Work instruction: Reproduce the entries in full, with no changes.

[Data records for software interfaces]
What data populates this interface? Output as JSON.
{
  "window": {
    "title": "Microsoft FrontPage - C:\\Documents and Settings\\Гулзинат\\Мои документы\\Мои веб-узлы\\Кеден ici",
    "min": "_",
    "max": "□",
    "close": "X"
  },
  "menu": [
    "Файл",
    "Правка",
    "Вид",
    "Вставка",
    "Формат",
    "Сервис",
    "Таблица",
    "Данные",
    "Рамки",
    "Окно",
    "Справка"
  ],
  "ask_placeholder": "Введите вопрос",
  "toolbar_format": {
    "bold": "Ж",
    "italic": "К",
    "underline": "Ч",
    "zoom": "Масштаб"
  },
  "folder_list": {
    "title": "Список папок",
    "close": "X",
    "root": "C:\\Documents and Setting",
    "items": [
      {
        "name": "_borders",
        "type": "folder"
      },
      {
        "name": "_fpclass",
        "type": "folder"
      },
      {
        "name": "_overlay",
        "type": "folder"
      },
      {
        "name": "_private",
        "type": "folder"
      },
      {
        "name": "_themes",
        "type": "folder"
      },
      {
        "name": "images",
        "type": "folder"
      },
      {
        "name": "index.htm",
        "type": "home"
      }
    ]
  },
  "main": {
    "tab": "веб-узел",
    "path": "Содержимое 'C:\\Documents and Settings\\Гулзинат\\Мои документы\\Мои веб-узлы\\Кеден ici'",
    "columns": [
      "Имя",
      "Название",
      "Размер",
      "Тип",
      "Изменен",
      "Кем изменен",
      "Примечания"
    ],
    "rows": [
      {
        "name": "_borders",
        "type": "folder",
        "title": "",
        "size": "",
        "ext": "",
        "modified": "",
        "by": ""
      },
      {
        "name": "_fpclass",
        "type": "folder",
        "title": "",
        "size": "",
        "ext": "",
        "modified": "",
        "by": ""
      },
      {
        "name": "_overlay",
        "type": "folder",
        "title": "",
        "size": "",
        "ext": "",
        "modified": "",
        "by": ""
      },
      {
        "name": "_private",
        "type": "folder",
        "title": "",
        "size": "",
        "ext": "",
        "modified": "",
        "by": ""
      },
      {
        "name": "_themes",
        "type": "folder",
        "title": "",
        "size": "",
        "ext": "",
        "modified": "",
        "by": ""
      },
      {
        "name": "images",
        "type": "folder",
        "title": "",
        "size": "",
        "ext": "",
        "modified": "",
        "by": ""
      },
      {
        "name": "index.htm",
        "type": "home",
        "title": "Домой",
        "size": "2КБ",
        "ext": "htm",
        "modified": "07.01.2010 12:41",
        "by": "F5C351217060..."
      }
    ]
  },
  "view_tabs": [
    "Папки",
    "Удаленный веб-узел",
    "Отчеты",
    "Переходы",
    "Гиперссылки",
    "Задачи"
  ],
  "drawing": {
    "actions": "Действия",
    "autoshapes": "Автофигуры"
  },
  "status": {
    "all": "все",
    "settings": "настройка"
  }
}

The answer:
What data populates this interface? Output as JSON.
{
  "window": {
    "title": "Microsoft FrontPage - C:\\Documents and Settings\\Гулзинат\\Мои документы\\Мои веб-узлы\\Кеден ici",
    "min": "_",
    "max": "□",
    "close": "X"
  },
  "menu": [
    "Файл",
    "Правка",
    "Вид",
    "Вставка",
    "Формат",
    "Сервис",
    "Таблица",
    "Данные",
    "Рамки",
    "Окно",
    "Справка"
  ],
  "ask_placeholder": "Введите вопрос",
  "toolbar_format": {
    "bold": "Ж",
    "italic": "К",
    "underline": "Ч",
    "zoom": "Масштаб"
  },
  "folder_list": {
    "title": "Список папок",
    "close": "X",
    "root": "C:\\Documents and Setting",
    "items": [
      {
        "name": "_borders",
        "type": "folder"
      },
      {
        "name": "_fpclass",
        "type": "folder"
      },
      {
        "name": "_overlay",
        "type": "folder"
      },
      {
        "name": "_private",
        "type": "folder"
      },
      {
        "name": "_themes",
        "type": "folder"
      },
      {
        "name": "images",
        "type": "folder"
      },
      {
        "name": "index.htm",
        "type": "home"
      }
    ]
  },
  "main": {
    "tab": "веб-узел",
    "path": "Содержимое 'C:\\Documents and Settings\\Гулзинат\\Мои документы\\Мои веб-узлы\\Кеден ici'",
    "columns": [
      "Имя",
      "Название",
      "Размер",
      "Тип",
      "Изменен",
      "Кем изменен",
      "Примечания"
    ],
    "rows": [
      {
        "name": "_borders",
        "type": "folder",
        "title": "",
        "size": "",
        "ext": "",
        "modified": "",
        "by": ""
      },
      {
        "name": "_fpclass",
        "type": "folder",
        "title": "",
        "size": "",
        "ext": "",
        "modified": "",
        "by": ""
      },
      {
        "name": "_overlay",
        "type": "folder",
        "title": "",
        "size": "",
        "ext": "",
        "modified": "",
        "by": ""
      },
      {
        "name": "_private",
        "type": "folder",
        "title": "",
        "size": "",
        "ext": "",
        "modified": "",
        "by": ""
      },
      {
        "name": "_themes",
        "type": "folder",
        "title": "",
        "size": "",
        "ext": "",
        "modified": "",
        "by": ""
      },
      {
        "name": "images",
        "type": "folder",
        "title": "",
        "size": "",
        "ext": "",
        "modified": "",
        "by": ""
      },
      {
        "name": "index.htm",
        "type": "home",
        "title": "Домой",
        "size": "2КБ",
        "ext": "htm",
        "modified": "07.01.2010 12:41",
        "by": "F5C351217060..."
      }
    ]
  },
  "view_tabs": [
    "Папки",
    "Удаленный веб-узел",
    "Отчеты",
    "Переходы",
    "Гиперссылки",
    "Задачи"
  ],
  "drawing": {
    "actions": "Действия",
    "autoshapes": "Автофигуры"
  },
  "status": {
    "all": "все",
    "settings": "настройка"
  }
}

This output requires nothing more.